That’s the epitaph history will now place on the memory of the commander in charge of South Yorkshire Police during the Hillsborough Disaster. Until yesterday, he was deemed guilty, merely, of misplaced loyalty to colleagues.
That, and failing to oversee a contingency plan for the ill-fated semi-final.
Those flaws, it now turns out, were not all Peter Wright had on his conscience. He went to his grave - a year ago this Monday - knowing he’d presided over an organisation that concealed and manipulated the truth.
By removing details of ‘negative comments’ from statements, a gloss was painted over police attitudes of the day. It’s taken 23 years to scrape that gloss off and find out what lurked below. How much of that glaze was personally ordered by Wright, who died aged 82, we will never know.
But undoubtedly it was in his name that a conspiracy was launched to change the records which have framed the way we’ve thought about the tragedy for nearly a quarter of a century. Commanders like David Duckenfield and Roger Marshall - of whom there is no suggestion of collusion - went on to bear the brunt of world spotlight despite this secret modification of reality. So who was to benefit from it?
As The Star crime reporter at the time, I perceived Wright as an autocrat. He ruled with the military swagger of a man who had served in the Royal Navy in his formative years. In 1989 he presided over a police culture where soccer fans were considered almost subhuman.

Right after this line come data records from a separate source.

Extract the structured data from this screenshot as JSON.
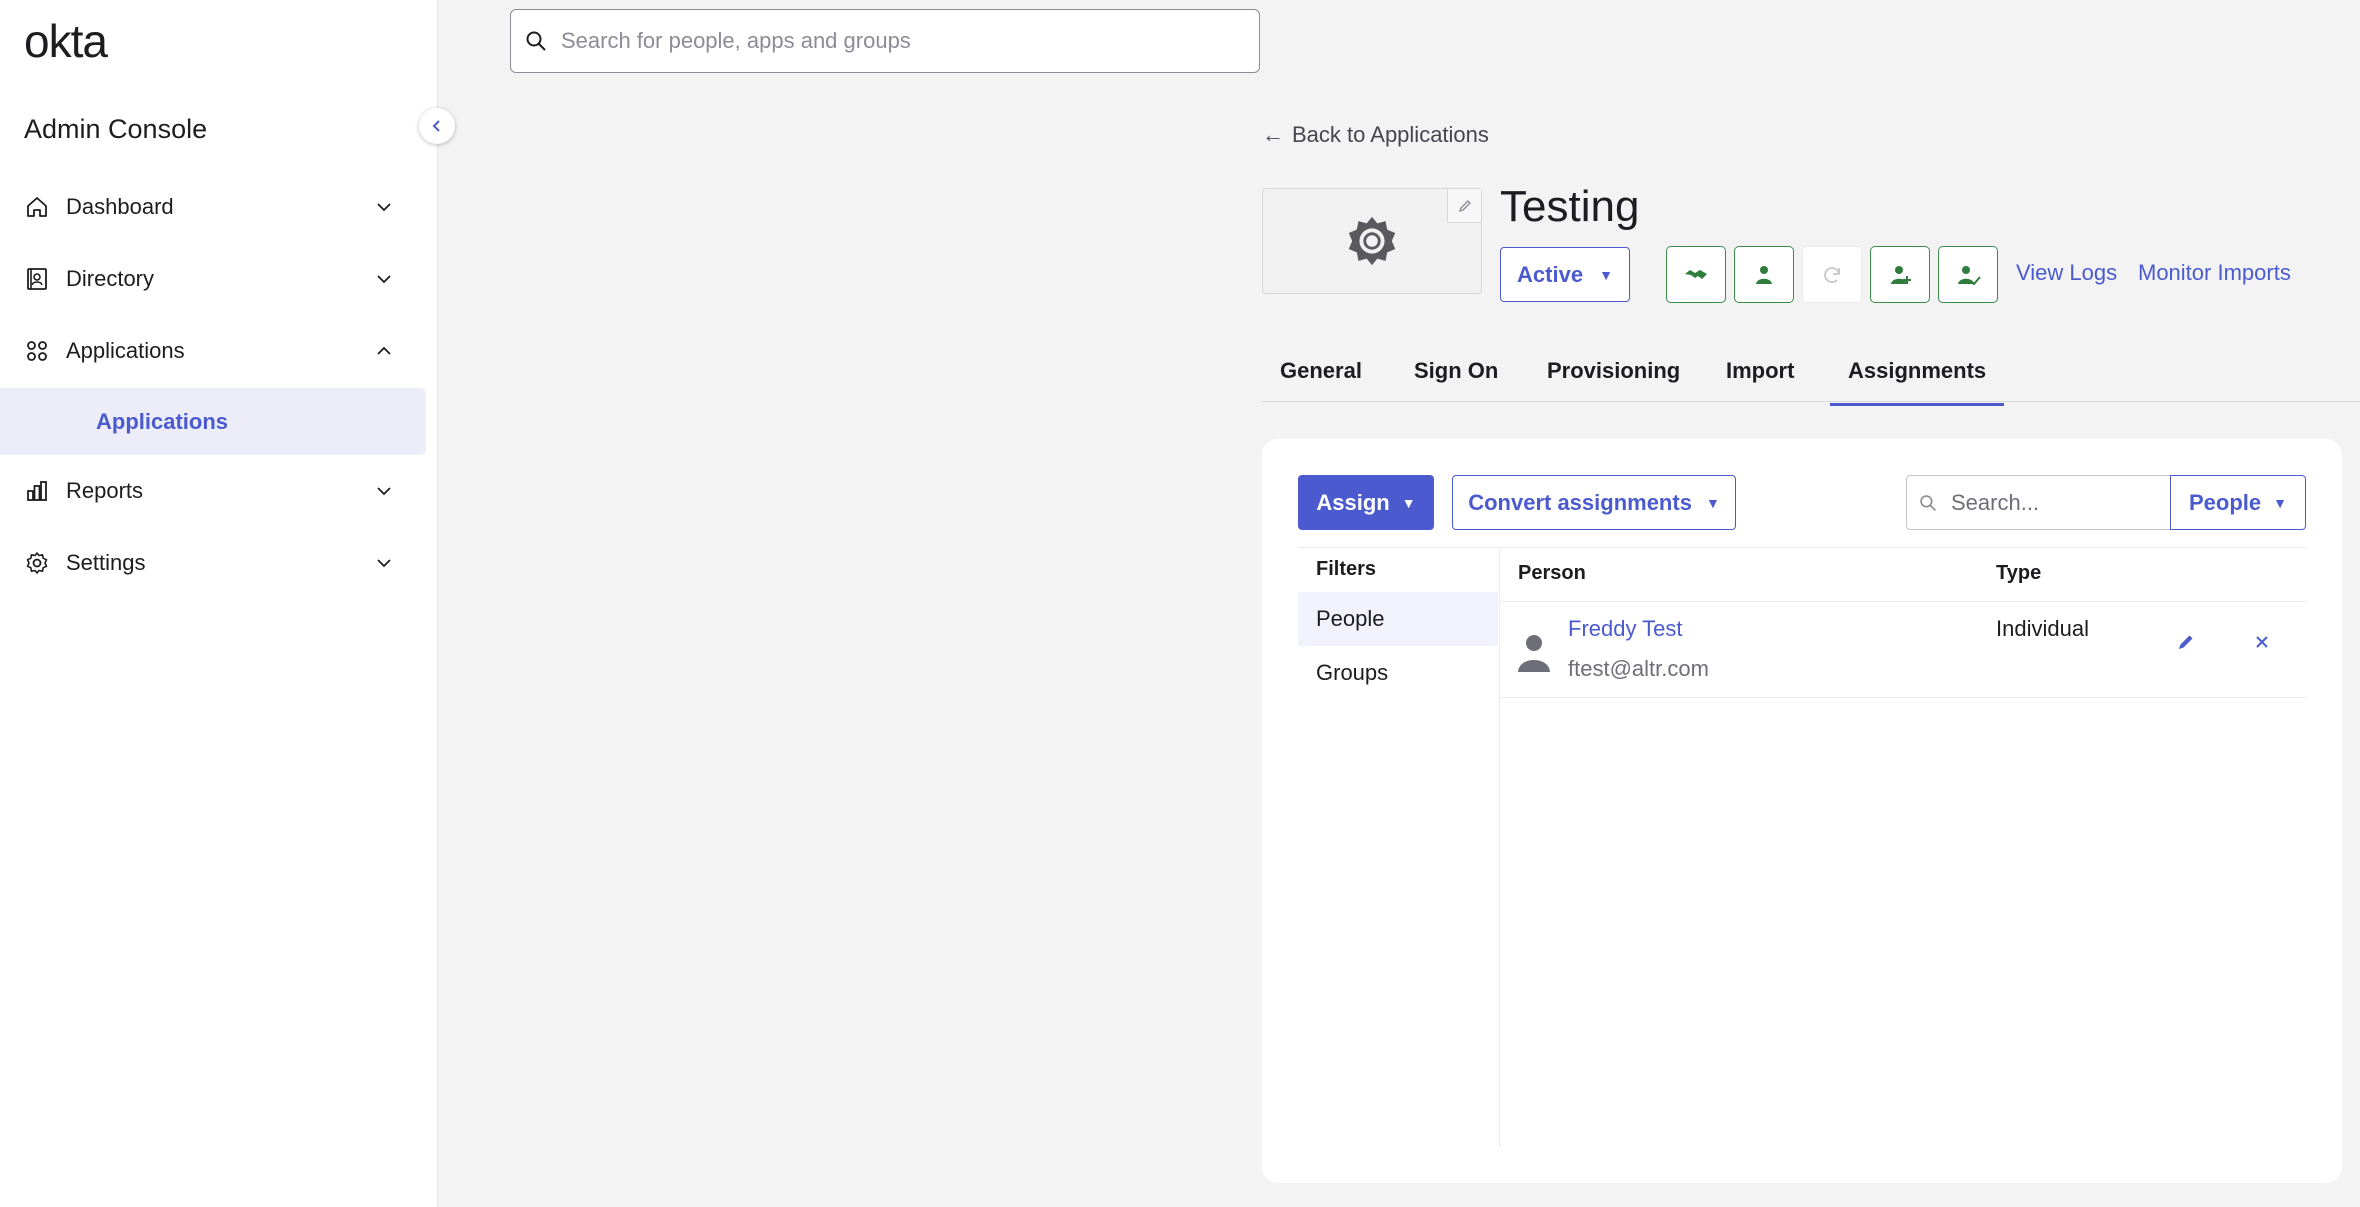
{
  "brand": {
    "logo_text": "okta",
    "console_title": "Admin Console",
    "accent": "#4b5bcf",
    "green": "#3a8a4a"
  },
  "global_search": {
    "placeholder": "Search for people, apps and groups"
  },
  "sidebar": {
    "items": [
      {
        "label": "Dashboard",
        "icon": "home-icon",
        "expanded": false
      },
      {
        "label": "Directory",
        "icon": "directory-icon",
        "expanded": false
      },
      {
        "label": "Applications",
        "icon": "apps-grid-icon",
        "expanded": true
      },
      {
        "label": "Reports",
        "icon": "reports-icon",
        "expanded": false
      },
      {
        "label": "Settings",
        "icon": "gear-icon",
        "expanded": false
      }
    ],
    "active_subitem": "Applications"
  },
  "header": {
    "back_link": "Back to Applications",
    "app_title": "Testing",
    "status": "Active",
    "links": {
      "view_logs": "View Logs",
      "monitor_imports": "Monitor Imports"
    }
  },
  "tabs": [
    "General",
    "Sign On",
    "Provisioning",
    "Import",
    "Assignments"
  ],
  "active_tab": "Assignments",
  "assignments": {
    "assign_label": "Assign",
    "convert_label": "Convert assignments",
    "search_placeholder": "Search...",
    "scope_select": "People",
    "filters_title": "Filters",
    "filters": [
      "People",
      "Groups"
    ],
    "active_filter": "People",
    "columns": {
      "person": "Person",
      "type": "Type"
    },
    "rows": [
      {
        "name": "Freddy Test",
        "email": "ftest@altr.com",
        "type": "Individual"
      }
    ]
  }
}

Present-day chief constable David Crompton insists that culture could never happen again. Crompton said yesterday: “I don’t think the standards employed then in any way correspond to the standards of openness and transparency that any of us would expect these days.”
But when disaster struck at Sheffield Wednesday’s stadium, the world was a very different place.
Wright was three months shy of his 60th birthday and set in his ways. He determined to plot a course clear of the gathering storm of criticism. For himself and his officers.
It is likely he thought he could lean on friends in high places to help him, too.
You don’t become President of the Association of Chief Police Officers without having a profile.
From my observations at the time, Wright gave the impression that he considered his position as chief constable was almost beyond scrutiny. And now, maybe, above the law.
On his first, press conference after the disaster, an enraged Wright thought questions from prying journalists like me represented nothing less than sheer impertinence.
That briefing, in his HQ, was dramatically cut short when one of his officers suddenly screamed: “No more questions” - as the world’s press demanded an insight into the death of so many people.
Wright stormed out the conference room, saying: “My officers will be vindicated.”
Maybe, even then, a plan was forming in his mind.
A plan that ultimately ended in 164 statements being “significantly amended.”